and the three disciples 
to a Cadbury confectioned
empty tomb;

no Platform 9 ¾  
into which
we can plunge headlong
and suddenly find ourselves
transported to peaceful bliss.

There is only Lenten exodus;
forty days,
that might as well be 40 years,
through which we slog,
breathless and arrhythmic,
trembling yet driven
by a force planted at birth.

Let our hope for Easter’s arrival
be more than a vacuous promise
from they-sayers,
or a mainline injection
from anesthetizers,
or a little more icing on the cake
from already-made-its,
or a fairy-tale rescue
from pie-in-the-skyers.

Let us dare to descend
from the mountain
with the transfigured
and enfleshed one
into the valleys of the shadow
of hell in real people’s lives —
including our own —
and risk whoever
we think we are and even
who we really are
for the sake
of other human beings.

Let us do it, not because
they look like us,
   think like us,
      vote like us,
         speak like us,
            live like us,
               or pray like us.

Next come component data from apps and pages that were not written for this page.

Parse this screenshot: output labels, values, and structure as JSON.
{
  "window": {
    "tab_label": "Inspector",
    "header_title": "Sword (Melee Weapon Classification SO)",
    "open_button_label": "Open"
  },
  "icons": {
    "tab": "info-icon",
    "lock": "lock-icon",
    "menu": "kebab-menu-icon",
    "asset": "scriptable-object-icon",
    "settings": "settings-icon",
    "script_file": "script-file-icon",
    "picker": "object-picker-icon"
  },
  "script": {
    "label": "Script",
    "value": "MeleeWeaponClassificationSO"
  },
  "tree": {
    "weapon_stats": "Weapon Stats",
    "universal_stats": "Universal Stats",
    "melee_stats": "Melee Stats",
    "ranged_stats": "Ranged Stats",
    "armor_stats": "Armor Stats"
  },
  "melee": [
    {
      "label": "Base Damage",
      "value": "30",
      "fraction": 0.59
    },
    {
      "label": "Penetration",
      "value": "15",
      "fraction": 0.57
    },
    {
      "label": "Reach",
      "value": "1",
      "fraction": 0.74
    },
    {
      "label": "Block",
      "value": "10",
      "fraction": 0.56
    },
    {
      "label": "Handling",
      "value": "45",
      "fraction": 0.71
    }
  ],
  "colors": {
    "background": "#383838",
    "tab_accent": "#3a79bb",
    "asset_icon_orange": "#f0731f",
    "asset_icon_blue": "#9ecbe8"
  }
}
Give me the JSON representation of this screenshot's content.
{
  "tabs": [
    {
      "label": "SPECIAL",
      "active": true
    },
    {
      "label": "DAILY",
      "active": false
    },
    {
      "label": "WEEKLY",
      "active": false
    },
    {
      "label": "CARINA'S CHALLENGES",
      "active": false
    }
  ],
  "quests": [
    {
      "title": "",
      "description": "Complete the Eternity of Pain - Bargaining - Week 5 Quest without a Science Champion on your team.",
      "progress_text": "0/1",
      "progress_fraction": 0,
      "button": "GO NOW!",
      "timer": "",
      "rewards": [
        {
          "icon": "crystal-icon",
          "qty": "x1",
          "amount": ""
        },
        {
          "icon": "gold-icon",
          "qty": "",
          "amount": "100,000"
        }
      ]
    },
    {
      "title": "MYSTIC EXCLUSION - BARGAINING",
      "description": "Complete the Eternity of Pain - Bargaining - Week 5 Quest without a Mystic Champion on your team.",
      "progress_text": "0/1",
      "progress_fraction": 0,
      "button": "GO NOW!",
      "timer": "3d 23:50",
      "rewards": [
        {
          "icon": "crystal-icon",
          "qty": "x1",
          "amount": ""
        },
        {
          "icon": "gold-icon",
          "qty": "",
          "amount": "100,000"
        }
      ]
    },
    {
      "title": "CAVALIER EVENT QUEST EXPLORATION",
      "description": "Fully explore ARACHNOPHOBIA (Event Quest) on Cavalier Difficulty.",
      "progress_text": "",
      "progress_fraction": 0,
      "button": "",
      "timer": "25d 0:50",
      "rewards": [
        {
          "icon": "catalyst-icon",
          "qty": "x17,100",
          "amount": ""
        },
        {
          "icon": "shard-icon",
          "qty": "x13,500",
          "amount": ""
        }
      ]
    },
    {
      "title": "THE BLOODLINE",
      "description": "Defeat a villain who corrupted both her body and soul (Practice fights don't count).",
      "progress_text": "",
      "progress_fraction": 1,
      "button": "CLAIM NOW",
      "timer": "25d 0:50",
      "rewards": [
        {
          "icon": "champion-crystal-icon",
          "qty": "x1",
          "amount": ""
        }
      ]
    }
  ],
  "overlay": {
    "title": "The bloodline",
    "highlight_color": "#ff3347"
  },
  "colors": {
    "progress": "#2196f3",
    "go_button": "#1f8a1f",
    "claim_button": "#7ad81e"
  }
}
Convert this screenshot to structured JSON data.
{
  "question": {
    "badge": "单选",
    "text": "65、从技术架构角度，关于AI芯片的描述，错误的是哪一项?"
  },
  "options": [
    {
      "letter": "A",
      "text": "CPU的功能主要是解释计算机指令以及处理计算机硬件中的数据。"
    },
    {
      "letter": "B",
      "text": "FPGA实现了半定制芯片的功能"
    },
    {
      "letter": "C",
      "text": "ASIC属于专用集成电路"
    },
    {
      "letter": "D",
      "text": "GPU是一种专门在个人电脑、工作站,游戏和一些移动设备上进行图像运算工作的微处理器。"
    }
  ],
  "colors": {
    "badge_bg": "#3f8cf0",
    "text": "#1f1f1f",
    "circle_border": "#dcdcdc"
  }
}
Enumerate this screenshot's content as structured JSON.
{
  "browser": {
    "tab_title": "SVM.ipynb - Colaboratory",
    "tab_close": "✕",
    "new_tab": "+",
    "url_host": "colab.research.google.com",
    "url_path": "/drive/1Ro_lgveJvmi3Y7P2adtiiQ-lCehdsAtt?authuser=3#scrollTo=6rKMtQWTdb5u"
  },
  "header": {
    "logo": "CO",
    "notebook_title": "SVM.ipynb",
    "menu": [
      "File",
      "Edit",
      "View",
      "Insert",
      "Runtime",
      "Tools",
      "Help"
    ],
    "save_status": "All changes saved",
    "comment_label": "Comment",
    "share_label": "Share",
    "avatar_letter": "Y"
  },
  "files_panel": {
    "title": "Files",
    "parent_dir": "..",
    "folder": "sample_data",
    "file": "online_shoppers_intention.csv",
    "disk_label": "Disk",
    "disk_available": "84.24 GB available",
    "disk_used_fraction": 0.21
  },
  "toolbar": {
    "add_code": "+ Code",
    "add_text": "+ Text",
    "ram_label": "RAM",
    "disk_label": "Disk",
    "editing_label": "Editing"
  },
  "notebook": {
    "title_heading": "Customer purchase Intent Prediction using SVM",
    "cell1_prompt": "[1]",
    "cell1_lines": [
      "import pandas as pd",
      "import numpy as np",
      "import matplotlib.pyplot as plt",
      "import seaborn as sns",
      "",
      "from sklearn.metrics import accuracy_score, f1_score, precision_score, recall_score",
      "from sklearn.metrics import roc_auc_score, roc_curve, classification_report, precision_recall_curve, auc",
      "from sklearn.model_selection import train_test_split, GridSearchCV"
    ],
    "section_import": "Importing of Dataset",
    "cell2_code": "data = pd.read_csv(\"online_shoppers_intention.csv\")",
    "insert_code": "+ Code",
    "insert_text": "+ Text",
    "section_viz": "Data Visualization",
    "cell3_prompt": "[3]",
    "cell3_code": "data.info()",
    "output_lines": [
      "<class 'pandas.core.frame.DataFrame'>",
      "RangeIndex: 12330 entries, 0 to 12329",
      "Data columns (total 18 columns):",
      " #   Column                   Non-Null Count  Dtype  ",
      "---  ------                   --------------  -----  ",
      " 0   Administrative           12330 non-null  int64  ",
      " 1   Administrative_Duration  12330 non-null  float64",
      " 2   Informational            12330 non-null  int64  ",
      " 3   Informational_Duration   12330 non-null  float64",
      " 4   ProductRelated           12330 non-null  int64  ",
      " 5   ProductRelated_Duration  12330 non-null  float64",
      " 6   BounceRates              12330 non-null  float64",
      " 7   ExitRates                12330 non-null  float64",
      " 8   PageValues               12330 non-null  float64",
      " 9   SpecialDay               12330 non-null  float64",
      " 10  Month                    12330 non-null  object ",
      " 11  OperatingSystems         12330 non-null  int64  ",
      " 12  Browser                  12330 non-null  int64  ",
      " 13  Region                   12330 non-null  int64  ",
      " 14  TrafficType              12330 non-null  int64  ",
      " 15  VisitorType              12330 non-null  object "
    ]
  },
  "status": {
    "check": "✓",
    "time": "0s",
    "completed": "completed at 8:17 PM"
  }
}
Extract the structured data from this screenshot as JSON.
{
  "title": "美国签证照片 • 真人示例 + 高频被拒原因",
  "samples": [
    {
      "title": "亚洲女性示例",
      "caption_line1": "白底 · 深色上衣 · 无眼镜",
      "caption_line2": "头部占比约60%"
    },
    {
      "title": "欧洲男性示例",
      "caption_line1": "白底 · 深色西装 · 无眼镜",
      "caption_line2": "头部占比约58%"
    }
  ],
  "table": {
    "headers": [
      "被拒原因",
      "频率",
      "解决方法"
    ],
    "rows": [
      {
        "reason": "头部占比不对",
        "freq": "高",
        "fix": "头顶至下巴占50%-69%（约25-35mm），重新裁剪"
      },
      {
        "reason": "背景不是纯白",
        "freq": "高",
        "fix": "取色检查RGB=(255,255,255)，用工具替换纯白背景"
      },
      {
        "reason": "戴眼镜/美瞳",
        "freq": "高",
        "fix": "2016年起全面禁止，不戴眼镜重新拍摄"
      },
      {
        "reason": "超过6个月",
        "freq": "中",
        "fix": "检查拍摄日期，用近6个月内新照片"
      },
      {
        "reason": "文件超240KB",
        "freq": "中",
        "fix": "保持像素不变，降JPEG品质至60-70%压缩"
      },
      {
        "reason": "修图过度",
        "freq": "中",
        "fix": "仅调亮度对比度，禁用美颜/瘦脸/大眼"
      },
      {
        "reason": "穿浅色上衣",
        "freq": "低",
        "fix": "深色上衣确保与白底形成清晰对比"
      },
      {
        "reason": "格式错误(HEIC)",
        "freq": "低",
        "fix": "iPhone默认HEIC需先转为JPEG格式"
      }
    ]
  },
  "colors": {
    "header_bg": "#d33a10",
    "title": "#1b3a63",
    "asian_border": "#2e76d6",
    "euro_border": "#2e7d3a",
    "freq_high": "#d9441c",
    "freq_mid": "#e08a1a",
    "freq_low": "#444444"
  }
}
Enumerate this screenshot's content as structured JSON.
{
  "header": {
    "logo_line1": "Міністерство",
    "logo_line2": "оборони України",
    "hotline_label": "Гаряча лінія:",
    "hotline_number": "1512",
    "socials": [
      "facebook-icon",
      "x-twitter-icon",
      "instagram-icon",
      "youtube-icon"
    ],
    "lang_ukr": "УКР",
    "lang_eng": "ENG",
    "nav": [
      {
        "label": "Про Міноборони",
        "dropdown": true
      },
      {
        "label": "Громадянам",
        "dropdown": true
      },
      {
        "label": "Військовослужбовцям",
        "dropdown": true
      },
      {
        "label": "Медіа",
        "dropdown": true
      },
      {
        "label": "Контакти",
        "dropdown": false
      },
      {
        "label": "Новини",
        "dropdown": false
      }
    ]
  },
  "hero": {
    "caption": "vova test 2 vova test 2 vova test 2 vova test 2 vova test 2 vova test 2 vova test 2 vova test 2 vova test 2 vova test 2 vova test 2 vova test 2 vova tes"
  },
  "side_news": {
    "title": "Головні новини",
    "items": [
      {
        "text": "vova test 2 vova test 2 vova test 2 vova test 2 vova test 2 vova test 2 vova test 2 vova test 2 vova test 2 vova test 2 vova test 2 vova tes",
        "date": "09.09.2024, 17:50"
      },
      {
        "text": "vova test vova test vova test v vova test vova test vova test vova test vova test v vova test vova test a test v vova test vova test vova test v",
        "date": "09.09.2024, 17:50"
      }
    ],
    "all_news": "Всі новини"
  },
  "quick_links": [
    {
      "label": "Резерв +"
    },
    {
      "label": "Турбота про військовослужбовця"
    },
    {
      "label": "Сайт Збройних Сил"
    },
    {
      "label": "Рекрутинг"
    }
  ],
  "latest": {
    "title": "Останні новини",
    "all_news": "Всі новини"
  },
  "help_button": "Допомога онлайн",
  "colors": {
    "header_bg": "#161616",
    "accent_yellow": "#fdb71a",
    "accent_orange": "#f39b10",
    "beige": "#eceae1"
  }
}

Let us do it because
we’re all created
in the image of God;

because risking ourselves
for one another
is what we’re here for;

because we feel,
in the deeps of our soul,
the kin-dom Jesus lived
and to which he gave birth.

Let us do it because
we know we must find ways
to keep ourselves
in this, together,
or we will find ourselves
out if it, apart.

The only path
that leads to resurrection
takes us through
the purple haze of pain,
leads us in
the dance of suffering,
nails us to the tree of unliving.

The empty tomb
cannot be reached
unless we dare
to bare ourselves
to rigor mortis’ relentless march,
before the rising sun
of grace’s throne.

Let us dare to descend
into the entombing pits
of the grief, pain,
and suffering
by which we are surrounded,
hoping against hope
that unconditional love
can and will easter us all.

© 2018 Todd Jenkins